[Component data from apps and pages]
■ ■ ■ ■

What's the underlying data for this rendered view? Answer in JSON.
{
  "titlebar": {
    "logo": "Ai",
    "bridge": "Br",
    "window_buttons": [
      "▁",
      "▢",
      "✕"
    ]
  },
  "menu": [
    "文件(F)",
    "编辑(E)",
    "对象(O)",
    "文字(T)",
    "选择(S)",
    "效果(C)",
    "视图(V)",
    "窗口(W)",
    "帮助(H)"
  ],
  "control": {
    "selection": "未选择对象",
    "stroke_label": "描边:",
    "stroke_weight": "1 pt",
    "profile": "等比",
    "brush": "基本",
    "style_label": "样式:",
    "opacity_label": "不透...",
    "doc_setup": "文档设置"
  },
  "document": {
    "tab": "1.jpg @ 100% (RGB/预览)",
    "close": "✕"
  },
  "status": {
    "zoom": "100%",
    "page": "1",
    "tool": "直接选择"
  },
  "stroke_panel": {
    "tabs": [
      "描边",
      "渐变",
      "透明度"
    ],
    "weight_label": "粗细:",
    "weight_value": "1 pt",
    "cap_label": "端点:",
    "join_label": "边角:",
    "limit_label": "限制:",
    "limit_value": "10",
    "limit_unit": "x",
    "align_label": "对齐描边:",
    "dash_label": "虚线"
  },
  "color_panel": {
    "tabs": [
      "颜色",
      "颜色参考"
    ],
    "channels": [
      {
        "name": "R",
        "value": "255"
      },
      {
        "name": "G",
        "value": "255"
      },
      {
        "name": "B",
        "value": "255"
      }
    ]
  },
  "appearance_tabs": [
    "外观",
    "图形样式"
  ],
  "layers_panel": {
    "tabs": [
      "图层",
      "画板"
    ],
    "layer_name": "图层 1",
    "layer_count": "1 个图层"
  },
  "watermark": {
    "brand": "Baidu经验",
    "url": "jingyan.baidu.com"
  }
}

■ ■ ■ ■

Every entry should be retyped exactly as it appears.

What's the underlying data for this rendered view? Answer in JSON.
{
  "titlebar": {
    "logo": "Ai",
    "bridge": "Br",
    "window_buttons": [
      "▁",
      "▢",
      "✕"
    ]
  },
  "menu": [
    "文件(F)",
    "编辑(E)",
    "对象(O)",
    "文字(T)",
    "选择(S)",
    "效果(C)",
    "视图(V)",
    "窗口(W)",
    "帮助(H)"
  ],
  "control": {
    "selection": "未选择对象",
    "stroke_label": "描边:",
    "stroke_weight": "1 pt",
    "profile": "等比",
    "brush": "基本",
    "style_label": "样式:",
    "opacity_label": "不透...",
    "doc_setup": "文档设置"
  },
  "document": {
    "tab": "1.jpg @ 100% (RGB/预览)",
    "close": "✕"
  },
  "status": {
    "zoom": "100%",
    "page": "1",
    "tool": "直接选择"
  },
  "stroke_panel": {
    "tabs": [
      "描边",
      "渐变",
      "透明度"
    ],
    "weight_label": "粗细:",
    "weight_value": "1 pt",
    "cap_label": "端点:",
    "join_label": "边角:",
    "limit_label": "限制:",
    "limit_value": "10",
    "limit_unit": "x",
    "align_label": "对齐描边:",
    "dash_label": "虚线"
  },
  "color_panel": {
    "tabs": [
      "颜色",
      "颜色参考"
    ],
    "channels": [
      {
        "name": "R",
        "value": "255"
      },
      {
        "name": "G",
        "value": "255"
      },
      {
        "name": "B",
        "value": "255"
      }
    ]
  },
  "appearance_tabs": [
    "外观",
    "图形样式"
  ],
  "layers_panel": {
    "tabs": [
      "图层",
      "画板"
    ],
    "layer_name": "图层 1",
    "layer_count": "1 个图层"
  },
  "watermark": {
    "brand": "Baidu经验",
    "url": "jingyan.baidu.com"
  }
}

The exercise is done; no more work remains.